[About this task] Give back the lines below exactly, but do not include any pictures.
======== Data provided ========
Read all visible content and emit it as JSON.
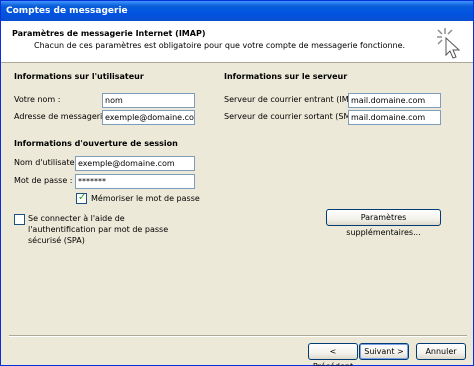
{
  "window": {
    "title": "Comptes de messagerie"
  },
  "header": {
    "title": "Paramètres de messagerie Internet (IMAP)",
    "description": "Chacun de ces paramètres est obligatoire pour que votre compte de messagerie fonctionne."
  },
  "user_info": {
    "title": "Informations sur l'utilisateur",
    "name_label": "Votre nom :",
    "name_value": "nom",
    "email_label": "Adresse de messagerie :",
    "email_value": "exemple@domaine.com"
  },
  "server_info": {
    "title": "Informations sur le serveur",
    "incoming_label": "Serveur de courrier entrant (IMAP) :",
    "incoming_value": "mail.domaine.com",
    "outgoing_label": "Serveur de courrier sortant (SMTP) :",
    "outgoing_value": "mail.domaine.com"
  },
  "logon_info": {
    "title": "Informations d'ouverture de session",
    "username_label": "Nom d'utilisateur :",
    "username_value": "exemple@domaine.com",
    "password_label": "Mot de passe :",
    "password_value": "*******",
    "remember_label": "Mémoriser le mot de passe",
    "remember_checked": true
  },
  "spa": {
    "label_line1": "Se connecter à l'aide de",
    "label_line2": "l'authentification par mot de passe",
    "label_line3": "sécurisé (SPA)",
    "checked": false
  },
  "more_settings_button": "Paramètres supplémentaires...",
  "footer": {
    "back_button": "< Précédent",
    "next_button": "Suivant >",
    "cancel_button": "Annuler"
  }
}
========
[Your solution]
Read all visible content and emit it as JSON.
{
  "window": {
    "title": "Comptes de messagerie"
  },
  "header": {
    "title": "Paramètres de messagerie Internet (IMAP)",
    "description": "Chacun de ces paramètres est obligatoire pour que votre compte de messagerie fonctionne."
  },
  "user_info": {
    "title": "Informations sur l'utilisateur",
    "name_label": "Votre nom :",
    "name_value": "nom",
    "email_label": "Adresse de messagerie :",
    "email_value": "exemple@domaine.com"
  },
  "server_info": {
    "title": "Informations sur le serveur",
    "incoming_label": "Serveur de courrier entrant (IMAP) :",
    "incoming_value": "mail.domaine.com",
    "outgoing_label": "Serveur de courrier sortant (SMTP) :",
    "outgoing_value": "mail.domaine.com"
  },
  "logon_info": {
    "title": "Informations d'ouverture de session",
    "username_label": "Nom d'utilisateur :",
    "username_value": "exemple@domaine.com",
    "password_label": "Mot de passe :",
    "password_value": "*******",
    "remember_label": "Mémoriser le mot de passe",
    "remember_checked": true
  },
  "spa": {
    "label_line1": "Se connecter à l'aide de",
    "label_line2": "l'authentification par mot de passe",
    "label_line3": "sécurisé (SPA)",
    "checked": false
  },
  "more_settings_button": "Paramètres supplémentaires...",
  "footer": {
    "back_button": "< Précédent",
    "next_button": "Suivant >",
    "cancel_button": "Annuler"
  }
}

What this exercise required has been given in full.